(Beginning of Data for the task)

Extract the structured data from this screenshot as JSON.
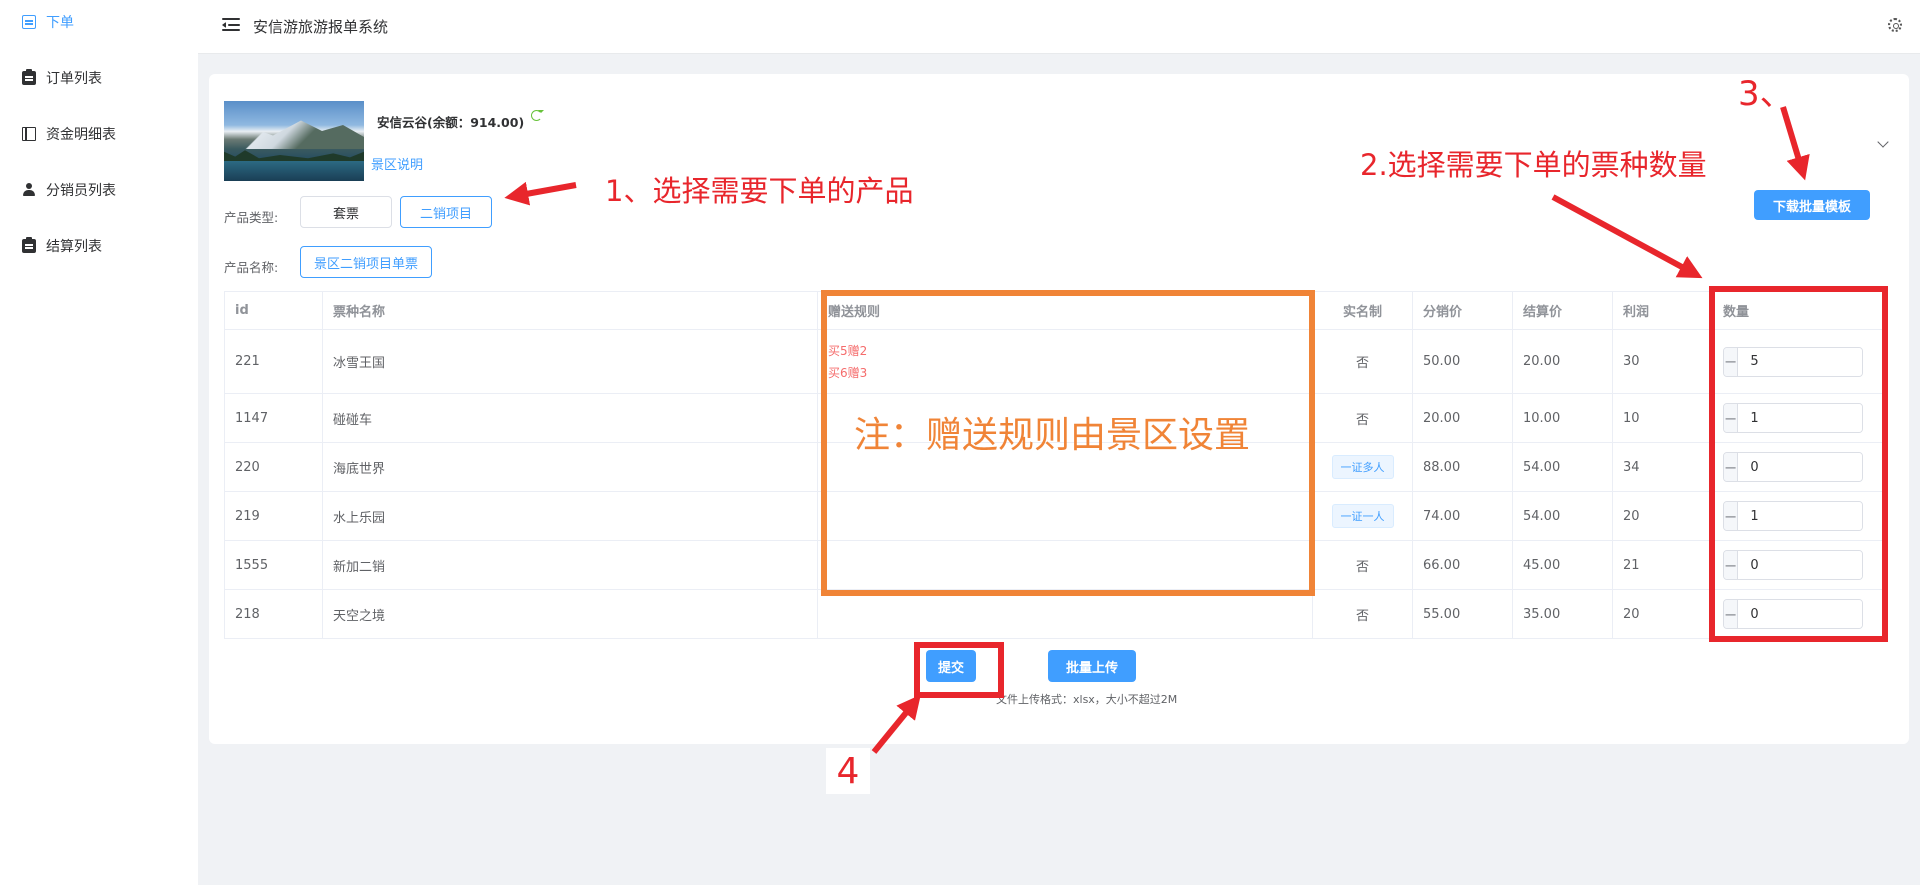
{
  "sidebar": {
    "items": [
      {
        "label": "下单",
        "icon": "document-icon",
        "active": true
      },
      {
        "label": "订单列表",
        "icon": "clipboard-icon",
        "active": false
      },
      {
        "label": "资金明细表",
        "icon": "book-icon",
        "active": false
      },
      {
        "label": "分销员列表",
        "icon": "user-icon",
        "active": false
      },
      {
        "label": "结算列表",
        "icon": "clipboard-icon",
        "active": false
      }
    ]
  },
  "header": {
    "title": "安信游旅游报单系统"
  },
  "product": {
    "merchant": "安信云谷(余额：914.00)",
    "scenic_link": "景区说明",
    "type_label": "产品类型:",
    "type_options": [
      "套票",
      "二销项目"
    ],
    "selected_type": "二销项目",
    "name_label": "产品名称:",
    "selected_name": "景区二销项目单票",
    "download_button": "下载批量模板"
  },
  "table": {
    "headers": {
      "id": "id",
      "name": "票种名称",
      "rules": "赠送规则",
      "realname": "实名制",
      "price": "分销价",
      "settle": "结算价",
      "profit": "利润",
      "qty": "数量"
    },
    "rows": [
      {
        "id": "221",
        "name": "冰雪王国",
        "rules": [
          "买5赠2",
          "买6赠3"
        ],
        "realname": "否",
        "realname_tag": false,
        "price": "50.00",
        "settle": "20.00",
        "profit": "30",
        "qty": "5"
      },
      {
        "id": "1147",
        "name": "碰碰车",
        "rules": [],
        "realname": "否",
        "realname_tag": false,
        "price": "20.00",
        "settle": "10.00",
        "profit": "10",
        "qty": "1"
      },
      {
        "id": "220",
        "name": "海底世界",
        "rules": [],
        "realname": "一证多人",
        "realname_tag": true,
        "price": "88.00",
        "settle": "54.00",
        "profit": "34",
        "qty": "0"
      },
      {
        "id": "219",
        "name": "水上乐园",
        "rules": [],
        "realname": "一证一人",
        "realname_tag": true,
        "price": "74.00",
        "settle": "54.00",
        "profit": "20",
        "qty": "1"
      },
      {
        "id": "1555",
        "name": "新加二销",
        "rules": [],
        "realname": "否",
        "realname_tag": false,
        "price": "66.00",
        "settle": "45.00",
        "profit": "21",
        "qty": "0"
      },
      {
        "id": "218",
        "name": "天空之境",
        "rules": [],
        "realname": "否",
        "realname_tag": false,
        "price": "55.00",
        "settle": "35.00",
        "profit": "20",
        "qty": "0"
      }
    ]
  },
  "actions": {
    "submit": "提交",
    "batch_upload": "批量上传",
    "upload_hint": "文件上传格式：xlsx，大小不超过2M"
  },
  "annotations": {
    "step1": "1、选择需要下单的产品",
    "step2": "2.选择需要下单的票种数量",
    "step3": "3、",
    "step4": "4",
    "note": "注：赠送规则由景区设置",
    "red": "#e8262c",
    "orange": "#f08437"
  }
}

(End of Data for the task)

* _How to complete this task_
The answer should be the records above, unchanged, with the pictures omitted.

* _Response below_
Extract the structured data from this screenshot as JSON.
{
  "sidebar": {
    "items": [
      {
        "label": "下单",
        "icon": "document-icon",
        "active": true
      },
      {
        "label": "订单列表",
        "icon": "clipboard-icon",
        "active": false
      },
      {
        "label": "资金明细表",
        "icon": "book-icon",
        "active": false
      },
      {
        "label": "分销员列表",
        "icon": "user-icon",
        "active": false
      },
      {
        "label": "结算列表",
        "icon": "clipboard-icon",
        "active": false
      }
    ]
  },
  "header": {
    "title": "安信游旅游报单系统"
  },
  "product": {
    "merchant": "安信云谷(余额：914.00)",
    "scenic_link": "景区说明",
    "type_label": "产品类型:",
    "type_options": [
      "套票",
      "二销项目"
    ],
    "selected_type": "二销项目",
    "name_label": "产品名称:",
    "selected_name": "景区二销项目单票",
    "download_button": "下载批量模板"
  },
  "table": {
    "headers": {
      "id": "id",
      "name": "票种名称",
      "rules": "赠送规则",
      "realname": "实名制",
      "price": "分销价",
      "settle": "结算价",
      "profit": "利润",
      "qty": "数量"
    },
    "rows": [
      {
        "id": "221",
        "name": "冰雪王国",
        "rules": [
          "买5赠2",
          "买6赠3"
        ],
        "realname": "否",
        "realname_tag": false,
        "price": "50.00",
        "settle": "20.00",
        "profit": "30",
        "qty": "5"
      },
      {
        "id": "1147",
        "name": "碰碰车",
        "rules": [],
        "realname": "否",
        "realname_tag": false,
        "price": "20.00",
        "settle": "10.00",
        "profit": "10",
        "qty": "1"
      },
      {
        "id": "220",
        "name": "海底世界",
        "rules": [],
        "realname": "一证多人",
        "realname_tag": true,
        "price": "88.00",
        "settle": "54.00",
        "profit": "34",
        "qty": "0"
      },
      {
        "id": "219",
        "name": "水上乐园",
        "rules": [],
        "realname": "一证一人",
        "realname_tag": true,
        "price": "74.00",
        "settle": "54.00",
        "profit": "20",
        "qty": "1"
      },
      {
        "id": "1555",
        "name": "新加二销",
        "rules": [],
        "realname": "否",
        "realname_tag": false,
        "price": "66.00",
        "settle": "45.00",
        "profit": "21",
        "qty": "0"
      },
      {
        "id": "218",
        "name": "天空之境",
        "rules": [],
        "realname": "否",
        "realname_tag": false,
        "price": "55.00",
        "settle": "35.00",
        "profit": "20",
        "qty": "0"
      }
    ]
  },
  "actions": {
    "submit": "提交",
    "batch_upload": "批量上传",
    "upload_hint": "文件上传格式：xlsx，大小不超过2M"
  },
  "annotations": {
    "step1": "1、选择需要下单的产品",
    "step2": "2.选择需要下单的票种数量",
    "step3": "3、",
    "step4": "4",
    "note": "注：赠送规则由景区设置",
    "red": "#e8262c",
    "orange": "#f08437"
  }
}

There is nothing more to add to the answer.